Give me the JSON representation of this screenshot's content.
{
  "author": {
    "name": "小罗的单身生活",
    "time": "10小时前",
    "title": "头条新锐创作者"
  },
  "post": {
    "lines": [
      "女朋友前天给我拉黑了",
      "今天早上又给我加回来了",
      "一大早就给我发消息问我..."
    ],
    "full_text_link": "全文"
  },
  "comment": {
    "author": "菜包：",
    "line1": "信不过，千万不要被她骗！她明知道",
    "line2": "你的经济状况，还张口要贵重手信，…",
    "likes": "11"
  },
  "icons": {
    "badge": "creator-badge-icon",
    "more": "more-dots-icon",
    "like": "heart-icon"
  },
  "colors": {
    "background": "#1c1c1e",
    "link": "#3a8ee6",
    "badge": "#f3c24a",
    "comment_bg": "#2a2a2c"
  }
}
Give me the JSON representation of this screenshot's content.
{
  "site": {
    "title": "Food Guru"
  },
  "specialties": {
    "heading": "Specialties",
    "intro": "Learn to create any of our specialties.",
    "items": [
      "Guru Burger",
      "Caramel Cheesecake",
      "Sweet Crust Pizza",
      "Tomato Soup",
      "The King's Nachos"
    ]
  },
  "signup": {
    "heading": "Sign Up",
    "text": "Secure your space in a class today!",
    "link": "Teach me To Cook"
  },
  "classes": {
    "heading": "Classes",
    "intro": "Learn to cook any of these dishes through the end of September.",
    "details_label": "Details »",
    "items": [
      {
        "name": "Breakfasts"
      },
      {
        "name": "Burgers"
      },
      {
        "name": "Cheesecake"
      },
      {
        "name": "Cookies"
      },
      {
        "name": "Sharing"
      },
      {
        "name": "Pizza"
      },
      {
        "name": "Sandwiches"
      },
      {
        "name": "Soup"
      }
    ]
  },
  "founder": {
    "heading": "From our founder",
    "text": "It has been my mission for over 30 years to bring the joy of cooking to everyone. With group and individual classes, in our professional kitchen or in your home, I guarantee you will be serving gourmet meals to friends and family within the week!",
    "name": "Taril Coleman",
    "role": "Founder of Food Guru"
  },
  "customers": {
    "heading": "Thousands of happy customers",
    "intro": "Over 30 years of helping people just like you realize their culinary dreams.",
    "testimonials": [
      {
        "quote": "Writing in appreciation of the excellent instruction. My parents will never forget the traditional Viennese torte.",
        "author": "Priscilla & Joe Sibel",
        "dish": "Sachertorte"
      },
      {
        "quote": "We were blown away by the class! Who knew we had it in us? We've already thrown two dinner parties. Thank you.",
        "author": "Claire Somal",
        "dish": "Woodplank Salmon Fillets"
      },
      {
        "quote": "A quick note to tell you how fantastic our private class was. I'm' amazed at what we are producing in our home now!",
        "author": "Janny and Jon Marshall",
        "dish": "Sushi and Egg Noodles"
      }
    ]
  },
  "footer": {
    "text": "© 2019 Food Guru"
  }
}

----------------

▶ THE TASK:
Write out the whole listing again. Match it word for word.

▶ ANSWER BELOW:
Give me the JSON representation of this screenshot's content.
{
  "author": {
    "name": "小罗的单身生活",
    "time": "10小时前",
    "title": "头条新锐创作者"
  },
  "post": {
    "lines": [
      "女朋友前天给我拉黑了",
      "今天早上又给我加回来了",
      "一大早就给我发消息问我..."
    ],
    "full_text_link": "全文"
  },
  "comment": {
    "author": "菜包：",
    "line1": "信不过，千万不要被她骗！她明知道",
    "line2": "你的经济状况，还张口要贵重手信，…",
    "likes": "11"
  },
  "icons": {
    "badge": "creator-badge-icon",
    "more": "more-dots-icon",
    "like": "heart-icon"
  },
  "colors": {
    "background": "#1c1c1e",
    "link": "#3a8ee6",
    "badge": "#f3c24a",
    "comment_bg": "#2a2a2c"
  }
}
Give me the JSON representation of this screenshot's content.
{
  "site": {
    "title": "Food Guru"
  },
  "specialties": {
    "heading": "Specialties",
    "intro": "Learn to create any of our specialties.",
    "items": [
      "Guru Burger",
      "Caramel Cheesecake",
      "Sweet Crust Pizza",
      "Tomato Soup",
      "The King's Nachos"
    ]
  },
  "signup": {
    "heading": "Sign Up",
    "text": "Secure your space in a class today!",
    "link": "Teach me To Cook"
  },
  "classes": {
    "heading": "Classes",
    "intro": "Learn to cook any of these dishes through the end of September.",
    "details_label": "Details »",
    "items": [
      {
        "name": "Breakfasts"
      },
      {
        "name": "Burgers"
      },
      {
        "name": "Cheesecake"
      },
      {
        "name": "Cookies"
      },
      {
        "name": "Sharing"
      },
      {
        "name": "Pizza"
      },
      {
        "name": "Sandwiches"
      },
      {
        "name": "Soup"
      }
    ]
  },
  "founder": {
    "heading": "From our founder",
    "text": "It has been my mission for over 30 years to bring the joy of cooking to everyone. With group and individual classes, in our professional kitchen or in your home, I guarantee you will be serving gourmet meals to friends and family within the week!",
    "name": "Taril Coleman",
    "role": "Founder of Food Guru"
  },
  "customers": {
    "heading": "Thousands of happy customers",
    "intro": "Over 30 years of helping people just like you realize their culinary dreams.",
    "testimonials": [
      {
        "quote": "Writing in appreciation of the excellent instruction. My parents will never forget the traditional Viennese torte.",
        "author": "Priscilla & Joe Sibel",
        "dish": "Sachertorte"
      },
      {
        "quote": "We were blown away by the class! Who knew we had it in us? We've already thrown two dinner parties. Thank you.",
        "author": "Claire Somal",
        "dish": "Woodplank Salmon Fillets"
      },
      {
        "quote": "A quick note to tell you how fantastic our private class was. I'm' amazed at what we are producing in our home now!",
        "author": "Janny and Jon Marshall",
        "dish": "Sushi and Egg Noodles"
      }
    ]
  },
  "footer": {
    "text": "© 2019 Food Guru"
  }
}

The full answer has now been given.